Everyone I know has trouble setting healthy boundaries, myself included!
It’s easy to think about how hard it is to set boundaries with the challenging people in your life. What we sometimes forget, is how important it is to set healthy boundaries with ourselves. So that’s what I’m going to be sharing with you today.*
Whether you realize it or not, you have a relationship with yourself. It may be caring and kind, harsh and critical, or neglectful and seemingly non-existent.
Part of your relationship with yourself includes setting boundaries with yourself…and it can be confusing at times.
Boundary Confusion with Myself
When I’m confused about what I’m responsible for and what God and others are responsible for I may think…
- If I am needy, I am bad
- It is up to others to meet my needs
- It is selfish for me to have wants, needs and dreams
- If I love, I should be loved in return
- I can let some parts of my life go, and it will turn out okay
- I can say anything I want, and others should understand and not be upset
TRUTH: Needs are created by God. Needs are good, and not having them met is painful. If I love, I may be loved in return. If I am not being loved in a certain relationship, I can invest in other friendship relationships. I can decide if I want to stay in a relationship or not (literally and/or emotionally). My life is my responsibility.
Setting Boundaries with Yourself
It is important to take ownership of your life, including your heart, mind, emotions, time, talents, work and maturing of your character.
When I take ownership of my life, I decide:
- What I will do and will not do
- To take care of myself
- To give without resentment
- To nurture my relationship with God
- To take responsibility for myself and my own growth
When I take ownership of my life, I become more deeply concerned about my own issues than with the issues of the person I’m struggling with. I try to:
- Not give into my temptation to focus on what the other person is doing wrong
- Look at my own need to mature and grow
- Help myself grow, even when the person I’m in relationship isn’t taking steps to grow
Two major areas in which we need to set boundary with ourselves in relationships:

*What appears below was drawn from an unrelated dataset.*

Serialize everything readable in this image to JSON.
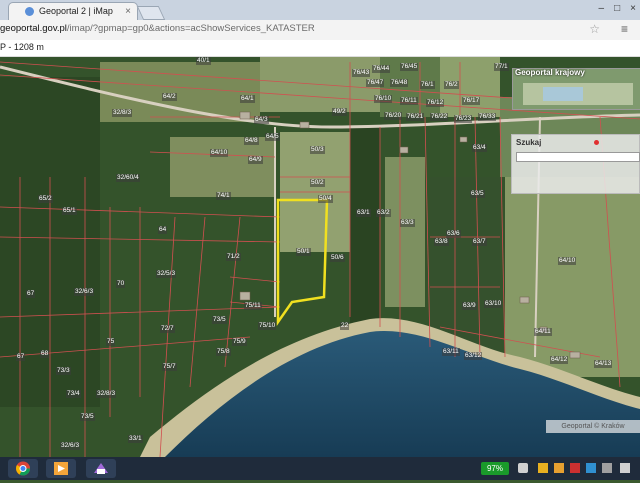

Our own character
This includes the habits we struggle with, and the ways we get out of control. Ouch! No one wants to hear this, but there is hope here. Regardless of what the other person is doing, we can focus on our own growth. We can work on our tendency to:
- Deny or rationalize our failures or part in the problem
- Avoid conflict rather than working problems through (if possible)
- Want someone else to take responsibility
- Only see only our point of view when hurting
- Be critical and negative toward others. Love cannot grow in a climate of fear
Our attempts to control others – we do this in a variety of ways.
- Persistent assault on other person’s boundaries
- Withholding Love
Ways you can help yourself set limits on your tendency to control others:
- Ask your spouse, friend or another to let you know how your control affects him/her
- Let yourself feel your own helplessness to change the other person
- Learn to grieve what you can’t have and embrace the good that is there
- Increase your support from self, God and others
- “Hang onto yourself” when someone brings up a concern – say to yourself, “This is hard. I care about this person and our relationship. I’ll be ok…breathe. I may have some things to change, but I’m doing a lot right too”
- Give freedom to the other person to be different from you
- Set boundaries with the other person, rather than controlling him/her
Just as in all relationships, boundaries are easier to set when you have a loving and connecting relationship with yourself. For help to build a positive relationship with yourself, check out my book, Give Yourself a Break: Turning Your Inner Critic into a Compassionate Friend.
I hope this has given you some new ideas to think about regarding setting boundaries with yourself.
I’d love to hear from you. What made sense or stood out to you? When is it hardest to set a boundary with yourself? How have you seen yourself grow in this area?
Please share this post with anyone you feel could benefit, or on social media. We’re in this together…
*Some of this information based on information shared in Secrets of Your Family Tree, by Carder, et all)